Good local management of Healthy Start should involve promoting take-up, and maximising the health benefits of the scheme. The devolution of health commissioning, and the movement of public health to local authorities in England may create new opportunities for groups who could take responsibility for Healthy Start.
Local areas should make better links between Healthy Start recipients and local services such as children’s centres which can provide support around healthy eating
Awareness of Healthy Start should be raised across health and social care
Train any health professional who has contact with potentially eligible women and families about their role in Healthy Start
Healthy Start food vouchers are issued four-weekly by post and Healthy Start vitamin vouchers are sent every 8 weeks.
Lucas, P.J., Jessiman, T., Cameron, A., Wiggins, M. & Austerberry, K.H.C. 2013, "Healthy Start Vouchers Study: The Views and Experiences of Parents, Professionals and Small Retailers in England", University of Bristol, Bristol.
McFadden, A., Fox-Rushby, J., Green, J.M., Williams, V., Pokhrel, S., McLeish, J., McCormick, F., Anokye, N., Dritsaki, M. & McCarthy, R. 2013, Healthy Start: Understanding the use of vitamins and vouchers, University of Dundee. Dundee.
The latest data we have obtained (from a Freedom of Information request) has revealed the following:
An average of 429,425 beneficiaries received the Healthy Start vouchers in 2015/16 and the total cost of vouchers that were redeemed by beneficiaries in 2015/16 was £72million.

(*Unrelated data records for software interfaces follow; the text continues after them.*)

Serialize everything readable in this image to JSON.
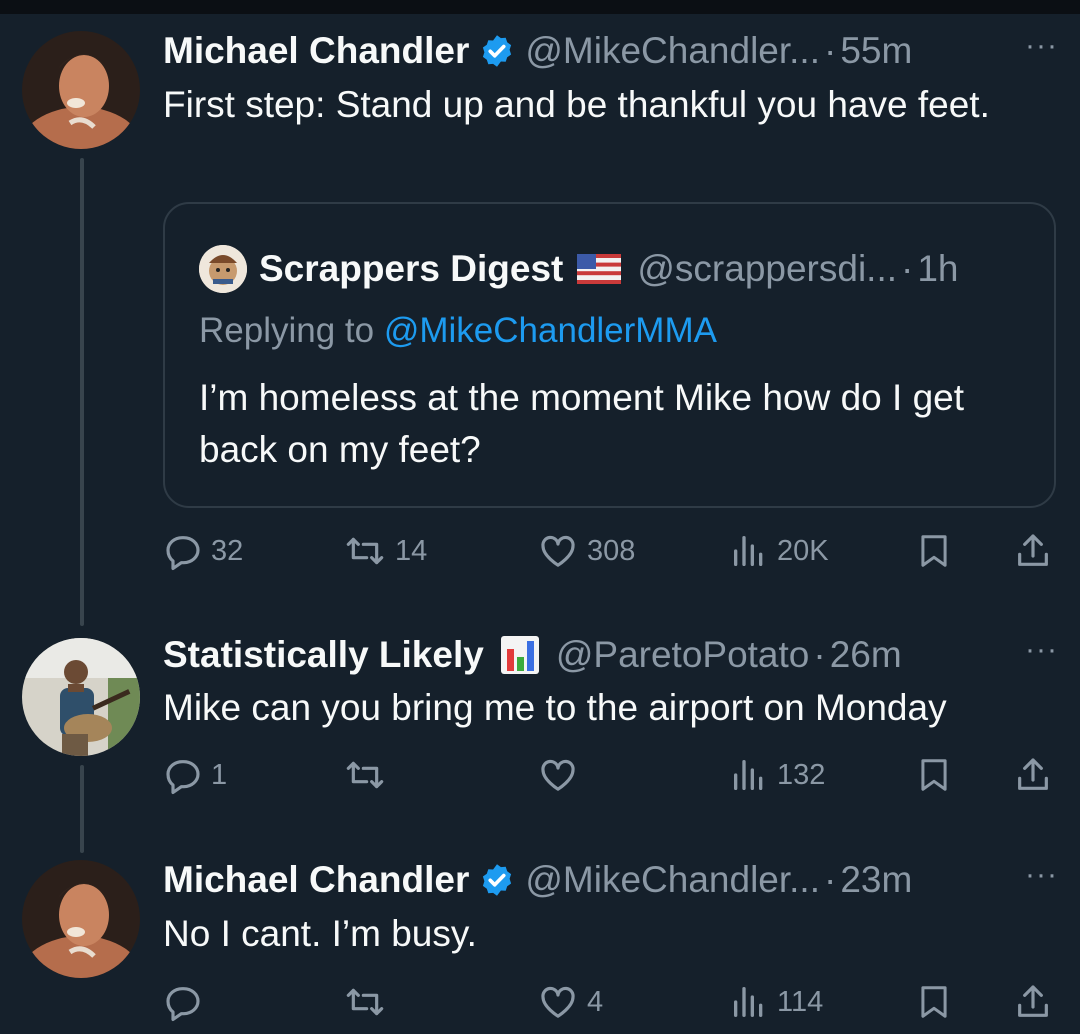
{
  "tweets": [
    {
      "author": "Michael Chandler",
      "handle": "@MikeChandler...",
      "time": "55m",
      "text": "First step: Stand up and be thankful you have feet.",
      "quote": {
        "author": "Scrappers Digest",
        "handle": "@scrappersdi...",
        "time": "1h",
        "replying_prefix": "Replying to",
        "replying_to": "@MikeChandlerMMA",
        "text": "I’m homeless at the moment Mike how do I get back on my feet?"
      },
      "actions": {
        "replies": "32",
        "retweets": "14",
        "likes": "308",
        "views": "20K"
      }
    },
    {
      "author": "Statistically Likely",
      "handle": "@ParetoPotato",
      "time": "26m",
      "text": "Mike can you bring me to the airport on Monday",
      "actions": {
        "replies": "1",
        "retweets": "",
        "likes": "",
        "views": "132"
      }
    },
    {
      "author": "Michael Chandler",
      "handle": "@MikeChandler...",
      "time": "23m",
      "text": "No I cant. I’m busy.",
      "actions": {
        "replies": "",
        "retweets": "",
        "likes": "4",
        "views": "114"
      }
    }
  ],
  "ui": {
    "separator": "·",
    "more": "···"
  },
  "colors": {
    "background": "#15202b",
    "text": "#f7f9f9",
    "secondary": "#8b98a5",
    "accent": "#1d9bf0",
    "thread_line": "#38444d"
  },
  "icons": [
    "verified-badge-icon",
    "us-flag-icon",
    "bar-chart-emoji-icon",
    "reply-icon",
    "retweet-icon",
    "like-icon",
    "views-icon",
    "bookmark-icon",
    "share-icon",
    "more-icon"
  ]
}
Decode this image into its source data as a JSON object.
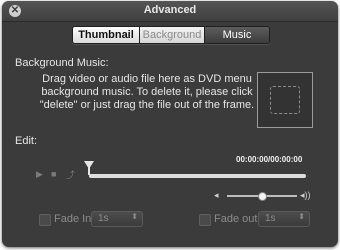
{
  "window": {
    "title": "Advanced"
  },
  "tabs": [
    {
      "label": "Thumbnail"
    },
    {
      "label": "Background"
    },
    {
      "label": "Music"
    }
  ],
  "background_music": {
    "heading": "Background Music:",
    "description": "Drag video or audio file here as DVD menu background music. To delete it, please click \"delete\" or just drag the file out of the frame."
  },
  "edit": {
    "heading": "Edit:",
    "timecode": "00:00:00/00:00:00",
    "controls": {
      "play_icon": "▶",
      "stop_icon": "■",
      "export_icon": "⤴"
    },
    "volume": {
      "level": 0.5,
      "low_icon": "◂",
      "high_icon": "◂))"
    }
  },
  "fade_in": {
    "label": "Fade In:",
    "value": "1s",
    "checked": false
  },
  "fade_out": {
    "label": "Fade out:",
    "value": "1s",
    "checked": false
  }
}
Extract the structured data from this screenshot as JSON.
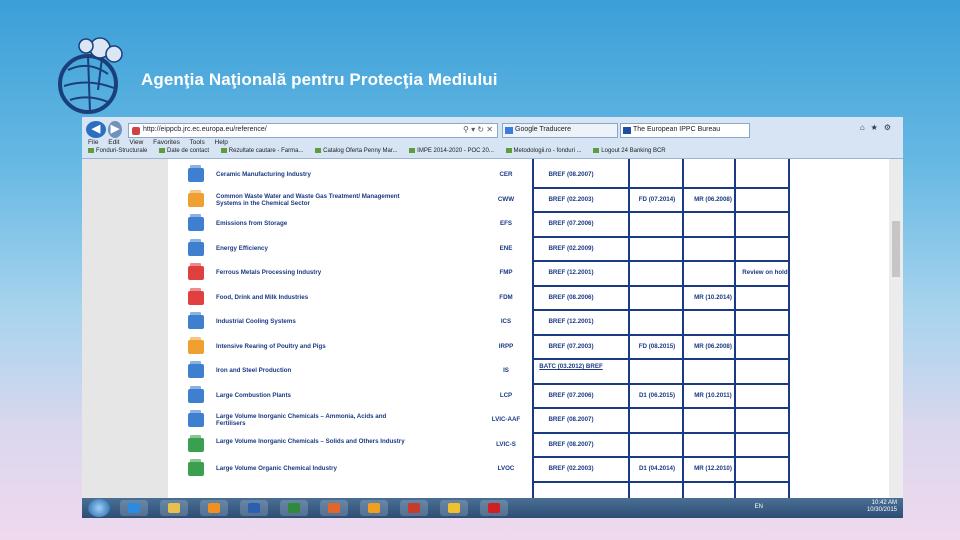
{
  "slide": {
    "title": "Agenţia Naţională pentru Protecţia Mediului"
  },
  "browser": {
    "address": "http://eippcb.jrc.ec.europa.eu/reference/",
    "tabs": [
      "Google Traducere",
      "The European IPPC Bureau"
    ],
    "menu": [
      "File",
      "Edit",
      "View",
      "Favorites",
      "Tools",
      "Help"
    ],
    "favorites": [
      "Fonduri-Structurale",
      "Date de contact",
      "Rezultate cautare - Farma...",
      "Catalog Oferta Penny Mar...",
      "IMPE 2014-2020 - POC 20...",
      "Metodologii.ro - fonduri ...",
      "Logout 24 Banking BCR"
    ]
  },
  "table": {
    "rows": [
      {
        "name": "Ceramic Manufacturing Industry",
        "code": "CER",
        "bref": "BREF (08.2007)",
        "c2": "",
        "c3": "",
        "c4": "",
        "color": "#3f7fcf"
      },
      {
        "name": "Common Waste Water and Waste Gas Treatment/ Management Systems in the Chemical Sector",
        "code": "CWW",
        "bref": "BREF (02.2003)",
        "c2": "FD (07.2014)",
        "c3": "MR (06.2008)",
        "c4": "",
        "color": "#f0a030"
      },
      {
        "name": "Emissions from Storage",
        "code": "EFS",
        "bref": "BREF (07.2006)",
        "c2": "",
        "c3": "",
        "c4": "",
        "color": "#3f7fcf"
      },
      {
        "name": "Energy Efficiency",
        "code": "ENE",
        "bref": "BREF (02.2009)",
        "c2": "",
        "c3": "",
        "c4": "",
        "color": "#3f7fcf"
      },
      {
        "name": "Ferrous Metals Processing Industry",
        "code": "FMP",
        "bref": "BREF (12.2001)",
        "c2": "",
        "c3": "",
        "c4": "Review on hold",
        "color": "#e04040"
      },
      {
        "name": "Food, Drink and Milk Industries",
        "code": "FDM",
        "bref": "BREF (08.2006)",
        "c2": "",
        "c3": "MR (10.2014)",
        "c4": "",
        "color": "#e04040"
      },
      {
        "name": "Industrial Cooling Systems",
        "code": "ICS",
        "bref": "BREF (12.2001)",
        "c2": "",
        "c3": "",
        "c4": "",
        "color": "#3f7fcf"
      },
      {
        "name": "Intensive Rearing of Poultry and Pigs",
        "code": "IRPP",
        "bref": "BREF (07.2003)",
        "c2": "FD (08.2015)",
        "c3": "MR (06.2008)",
        "c4": "",
        "color": "#f0a030"
      },
      {
        "name": "Iron and Steel Production",
        "code": "IS",
        "bref": "BATC (03.2012) BREF",
        "c2": "",
        "c3": "",
        "c4": "",
        "color": "#3f7fcf"
      },
      {
        "name": "Large Combustion Plants",
        "code": "LCP",
        "bref": "BREF (07.2006)",
        "c2": "D1 (06.2015)",
        "c3": "MR (10.2011)",
        "c4": "",
        "color": "#3f7fcf"
      },
      {
        "name": "Large Volume Inorganic Chemicals – Ammonia, Acids and Fertilisers",
        "code": "LVIC-AAF",
        "bref": "BREF (08.2007)",
        "c2": "",
        "c3": "",
        "c4": "",
        "color": "#3f7fcf"
      },
      {
        "name": "Large Volume Inorganic Chemicals – Solids and Others Industry",
        "code": "LVIC-S",
        "bref": "BREF (08.2007)",
        "c2": "",
        "c3": "",
        "c4": "",
        "color": "#3aa050"
      },
      {
        "name": "Large Volume Organic Chemical Industry",
        "code": "LVOC",
        "bref": "BREF (02.2003)",
        "c2": "D1 (04.2014)",
        "c3": "MR (12.2010)",
        "c4": "",
        "color": "#3aa050"
      }
    ]
  },
  "taskbar": {
    "lang": "EN",
    "time": "10:42 AM",
    "date": "10/30/2015"
  }
}
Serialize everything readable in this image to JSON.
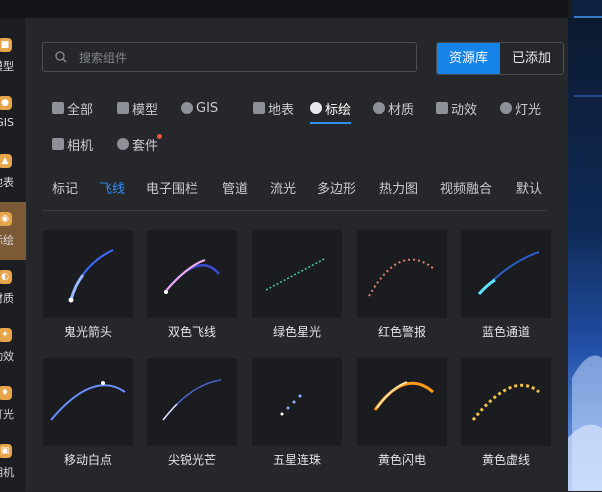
{
  "left_rail": [
    {
      "label": "模型",
      "icon": "model-icon"
    },
    {
      "label": "GIS",
      "icon": "gis-icon"
    },
    {
      "label": "地表",
      "icon": "surface-icon"
    },
    {
      "label": "标绘",
      "icon": "plot-icon",
      "active": true
    },
    {
      "label": "材质",
      "icon": "material-icon"
    },
    {
      "label": "动效",
      "icon": "effect-icon"
    },
    {
      "label": "灯光",
      "icon": "light-icon"
    },
    {
      "label": "相机",
      "icon": "camera-icon"
    }
  ],
  "search": {
    "placeholder": "搜索组件"
  },
  "library_tabs": [
    "资源库",
    "已添加"
  ],
  "categories": [
    "全部",
    "模型",
    "GIS",
    "地表",
    "标绘",
    "材质",
    "动效",
    "灯光",
    "相机",
    "套件"
  ],
  "subtabs": [
    "标记",
    "飞线",
    "电子围栏",
    "管道",
    "流光",
    "多边形",
    "热力图",
    "视频融合",
    "默认"
  ],
  "items": [
    "鬼光箭头",
    "双色飞线",
    "绿色星光",
    "红色警报",
    "蓝色通道",
    "移动白点",
    "尖锐光芒",
    "五星连珠",
    "黄色闪电",
    "黄色虚线"
  ],
  "colors": {
    "accent": "#1583e8",
    "active_rail": "#7c5a35",
    "badge": "#f0523c"
  }
}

The government has previously stated: “It is not possible to give an exact annual figure for the number of parents who received Healthy Start vouchers. The number of parents receiving Healthy Start vouchers fluctuates through the year as people’s circumstances change. Families leave the scheme, some join for the first time, others rejoin the scheme; data is not automatically held indicating whether new applicants have been in receipt of Healthy Start at an earlier point in the year. However, monthly figures are collected that provide a snapshot of the numbers of beneficiaries receiving vouchers at any point in time, …”
(Note not all eligible pregnant women are included in qualifying numbers, therefore take-up rate is likely to be lower in reality)

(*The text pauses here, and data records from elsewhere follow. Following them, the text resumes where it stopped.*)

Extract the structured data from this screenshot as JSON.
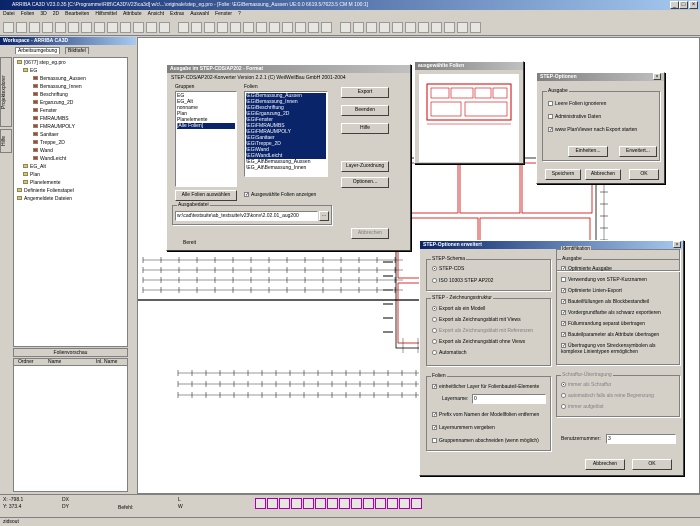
{
  "app": {
    "title": "ARRIBA CA3D V23.0.35 [C:\\Programme\\RIB\\CA3D\\V23\\ca3d] w/c\\...\\originale\\step_eg.pro - [Folie: \\EG\\Bemassung_Aussen   UE:0.0   6619.5/7623.5 CM   M 100:1]"
  },
  "menu": [
    "Datei",
    "Folien",
    "3D",
    "2D",
    "Bearbeiten",
    "Hilfsmittel",
    "Attribute",
    "Ansicht",
    "Extras",
    "Auswahl",
    "Fenster",
    "?"
  ],
  "workspace": {
    "title": "Workspace - ARRIBA CA3D",
    "tabs": [
      "Arbeitsumgebung",
      "Bildtafel"
    ],
    "side_tabs": [
      "Projektexplorer",
      "Hilfe"
    ],
    "tree": [
      "[0677] step_eg.pro",
      "EG",
      "Bemassung_Aussen",
      "Bemassung_Innen",
      "Beschriftung",
      "Erganzung_2D",
      "Fenster",
      "FMRAUMBS",
      "FMRAUMPOLY",
      "Sanitaer",
      "Treppe_2D",
      "Wand",
      "WandLeicht",
      "EG_Alt",
      "Plan",
      "Planelemente",
      "Definierte Folienstapel",
      "Angemeldete Dateien"
    ],
    "preview": "Folienvorschau",
    "columns": [
      "Ordner",
      "Name",
      "Inl. Name"
    ]
  },
  "status": {
    "x": "X: -798.1",
    "y": "Y: 373.4",
    "dx": "DX",
    "dy": "DY",
    "l": "L",
    "w": "W",
    "cmd": "Befehl:",
    "hint": "zidsout"
  },
  "export": {
    "title": "Ausgabe im STEP-CDS/AP202 - Format",
    "version": "STEP-CDS/AP202-Konverter Version 2.2.1 (C) WeilWeilBau GmbH 2001-2004",
    "groups_label": "Gruppen",
    "groups": [
      "EG",
      "EG_Alt",
      "nonname",
      "Plan",
      "Planelemente",
      "[Alle Folien]"
    ],
    "folien_label": "Folien",
    "folien": [
      "\\EG\\Bemassung_Aussen",
      "\\EG\\Bemassung_Innen",
      "\\EG\\Beschriftung",
      "\\EG\\Erganzung_2D",
      "\\EG\\Fenster",
      "\\EG\\FMRAUMBS",
      "\\EG\\FMRAUMPOLY",
      "\\EG\\Sanitaer",
      "\\EG\\Treppe_2D",
      "\\EG\\Wand",
      "\\EG\\WandLeicht",
      "\\EG_Alt\\Bemassung_Aussen",
      "\\EG_Alt\\Bemassung_Innen"
    ],
    "btn_export": "Export",
    "btn_beenden": "Beenden",
    "btn_hilfe": "Hilfe",
    "btn_layer": "Layer-Zuordnung",
    "btn_optionen": "Optionen...",
    "btn_all": "Alle Folien auswählen",
    "chk_sel": "Ausgewählte Folien anzeigen",
    "file_label": "Ausgabedatei",
    "file": "w:\\cad\\testsuite\\ab_testsuite\\v23\\konv\\2.02.01_aug200",
    "browse": "...",
    "status": "Bereit",
    "cancel": "Abbrechen"
  },
  "preview": {
    "title": "ausgewählte Folien"
  },
  "opts": {
    "title": "STEP-Optionen",
    "group": "Ausgabe",
    "c1": "Leere Folien ignorieren",
    "c2": "Administrative Daten",
    "c3": "www PlanViewer nach Export starten",
    "b_simple": "Einheiten...",
    "b_ext": "Erweitert...",
    "b_save": "Speichern",
    "b_cancel": "Abbrechen",
    "b_ok": "OK"
  },
  "ext": {
    "title": "STEP-Optionen erweitert",
    "schema_label": "STEP-Schema",
    "schema": [
      "STEP-CDS",
      "ISO 10303 STEP AP202"
    ],
    "struct_label": "STEP - Zeichnungsstruktur",
    "struct": [
      "Export als ein Modell",
      "Export als Zeichnungsblatt mit Views",
      "Export als Zeichnungsblatt mit Referenzen",
      "Export als Zeichnungsblatt ohne Views",
      "Automatisch"
    ],
    "folien_label": "Folien",
    "f1": "einheitlicher Layer für Folienbauteil-Elemente",
    "layer_label": "Layername:",
    "layer_val": "0",
    "f2": "Prefix vom Namen der Modellfolien entfernen",
    "f3": "Layernummern vergeben",
    "f4": "Gruppennamen abschneiden (wenn möglich)",
    "out_label": "Ausgabe",
    "out": [
      "Optimierte Ausgabe",
      "Verwendung von STEP-Kurznamen",
      "Optimierte Linien-Export",
      "Bauteilfüllungen als Blockbestandteil",
      "Vordergrundfarbe als schwarz exportieren",
      "Füllumrandung separat übertragen",
      "Bauteilparameter als Attribute übertragen",
      "Übertragung von Streckensymbolen als komplexe Linientypen ermöglichen"
    ],
    "sch_label": "Schraffur-Übertragung",
    "sch": [
      "immer als Schraffur",
      "automatisch falls als reine Begrenzung",
      "immer aufgelöst"
    ],
    "id_label": "Identifikation",
    "id_field": "Benutzernummer:",
    "id_val": "3",
    "b_cancel": "Abbrechen",
    "b_ok": "OK"
  }
}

Snapshots at a single point in each 4 week cycle.
Take-up is calculated as a percentage of families sent HS vouchers over families who qualify for HS.